### Problem requirements
Your answer must be an exact copy of the records below, with no pictures in it.

━━━━━ Records shown ━━━━━

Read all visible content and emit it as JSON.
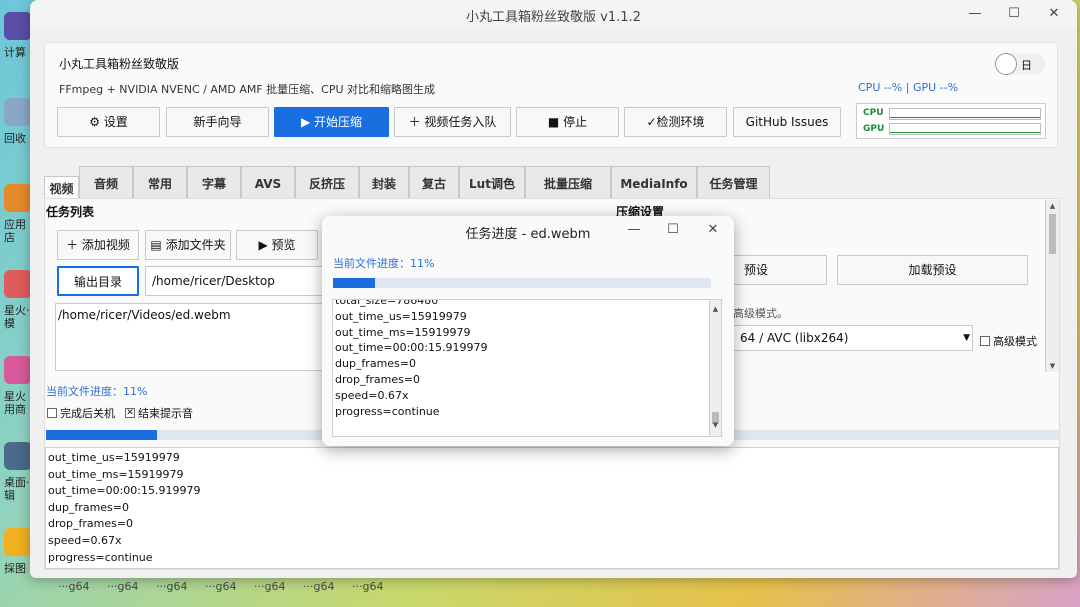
{
  "desktop": {
    "icons": [
      {
        "label": "计算"
      },
      {
        "label": "回收"
      },
      {
        "label": "应用店"
      },
      {
        "label": "星火·模"
      },
      {
        "label": "星火用商"
      },
      {
        "label": "桌面·辑"
      },
      {
        "label": "採图"
      }
    ]
  },
  "window": {
    "title": "小丸工具箱粉丝致敬版 v1.1.2",
    "minimize_icon": "—",
    "maximize_icon": "☐",
    "close_icon": "✕"
  },
  "header": {
    "app_name": "小丸工具箱粉丝致敬版",
    "subtitle": "FFmpeg + NVIDIA NVENC / AMD AMF 批量压缩、CPU 对比和缩略图生成",
    "theme_toggle_label": "日",
    "cpu_gpu_text": "CPU --%  |  GPU --%",
    "monitor": {
      "cpu_label": "CPU",
      "gpu_label": "GPU"
    }
  },
  "toolbar": {
    "settings": "⚙ 设置",
    "wizard": "新手向导",
    "start": "▶ 开始压缩",
    "enqueue": "＋ 视频任务入队",
    "stop": "■ 停止",
    "check_env": "✓检测环境",
    "github": "GitHub Issues"
  },
  "tabs": [
    "视频",
    "音频",
    "常用",
    "字幕",
    "AVS",
    "反挤压",
    "封装",
    "复古",
    "Lut调色",
    "批量压缩",
    "MediaInfo",
    "任务管理"
  ],
  "video_tab": {
    "task_list_title": "任务列表",
    "add_video": "＋ 添加视频",
    "add_folder": "▤ 添加文件夹",
    "preview": "▶ 预览",
    "output_dir_button": "输出目录",
    "output_dir_value": "/home/ricer/Desktop",
    "files": [
      "/home/ricer/Videos/ed.webm"
    ],
    "compress_settings_title": "压缩设置",
    "preset_button": "预设",
    "load_preset": "加载预设",
    "advanced_hint": "高级模式。",
    "encoder_value": "64 / AVC (libx264)",
    "advanced_mode": "高级模式",
    "current_progress": "当前文件进度：11%",
    "progress": 0.11,
    "shutdown_after": "完成后关机",
    "sound_on_finish": "结束提示音",
    "sound_checked_mark": "✕",
    "log_lines": [
      "out_time_us=15919979",
      "out_time_ms=15919979",
      "out_time=00:00:15.919979",
      "dup_frames=0",
      "drop_frames=0",
      "speed=0.67x",
      "progress=continue"
    ]
  },
  "dialog": {
    "title": "任务进度 - ed.webm",
    "current_progress": "当前文件进度：11%",
    "progress": 0.11,
    "log_lines": [
      "total_size=786480",
      "out_time_us=15919979",
      "out_time_ms=15919979",
      "out_time=00:00:15.919979",
      "dup_frames=0",
      "drop_frames=0",
      "speed=0.67x",
      "progress=continue"
    ]
  },
  "taskbar": [
    "···g64",
    "···g64",
    "···g64",
    "···g64",
    "···g64",
    "···g64",
    "···g64"
  ],
  "colors": {
    "accent": "#1a6fe0",
    "link": "#2a6fd6",
    "monitor_green": "#1e8a3a"
  }
}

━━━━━

### Output of the exercise
Read all visible content and emit it as JSON.
{
  "desktop": {
    "icons": [
      {
        "label": "计算"
      },
      {
        "label": "回收"
      },
      {
        "label": "应用店"
      },
      {
        "label": "星火·模"
      },
      {
        "label": "星火用商"
      },
      {
        "label": "桌面·辑"
      },
      {
        "label": "採图"
      }
    ]
  },
  "window": {
    "title": "小丸工具箱粉丝致敬版 v1.1.2",
    "minimize_icon": "—",
    "maximize_icon": "☐",
    "close_icon": "✕"
  },
  "header": {
    "app_name": "小丸工具箱粉丝致敬版",
    "subtitle": "FFmpeg + NVIDIA NVENC / AMD AMF 批量压缩、CPU 对比和缩略图生成",
    "theme_toggle_label": "日",
    "cpu_gpu_text": "CPU --%  |  GPU --%",
    "monitor": {
      "cpu_label": "CPU",
      "gpu_label": "GPU"
    }
  },
  "toolbar": {
    "settings": "⚙ 设置",
    "wizard": "新手向导",
    "start": "▶ 开始压缩",
    "enqueue": "＋ 视频任务入队",
    "stop": "■ 停止",
    "check_env": "✓检测环境",
    "github": "GitHub Issues"
  },
  "tabs": [
    "视频",
    "音频",
    "常用",
    "字幕",
    "AVS",
    "反挤压",
    "封装",
    "复古",
    "Lut调色",
    "批量压缩",
    "MediaInfo",
    "任务管理"
  ],
  "video_tab": {
    "task_list_title": "任务列表",
    "add_video": "＋ 添加视频",
    "add_folder": "▤ 添加文件夹",
    "preview": "▶ 预览",
    "output_dir_button": "输出目录",
    "output_dir_value": "/home/ricer/Desktop",
    "files": [
      "/home/ricer/Videos/ed.webm"
    ],
    "compress_settings_title": "压缩设置",
    "preset_button": "预设",
    "load_preset": "加载预设",
    "advanced_hint": "高级模式。",
    "encoder_value": "64 / AVC (libx264)",
    "advanced_mode": "高级模式",
    "current_progress": "当前文件进度：11%",
    "progress": 0.11,
    "shutdown_after": "完成后关机",
    "sound_on_finish": "结束提示音",
    "sound_checked_mark": "✕",
    "log_lines": [
      "out_time_us=15919979",
      "out_time_ms=15919979",
      "out_time=00:00:15.919979",
      "dup_frames=0",
      "drop_frames=0",
      "speed=0.67x",
      "progress=continue"
    ]
  },
  "dialog": {
    "title": "任务进度 - ed.webm",
    "current_progress": "当前文件进度：11%",
    "progress": 0.11,
    "log_lines": [
      "total_size=786480",
      "out_time_us=15919979",
      "out_time_ms=15919979",
      "out_time=00:00:15.919979",
      "dup_frames=0",
      "drop_frames=0",
      "speed=0.67x",
      "progress=continue"
    ]
  },
  "taskbar": [
    "···g64",
    "···g64",
    "···g64",
    "···g64",
    "···g64",
    "···g64",
    "···g64"
  ],
  "colors": {
    "accent": "#1a6fe0",
    "link": "#2a6fd6",
    "monitor_green": "#1e8a3a"
  }
}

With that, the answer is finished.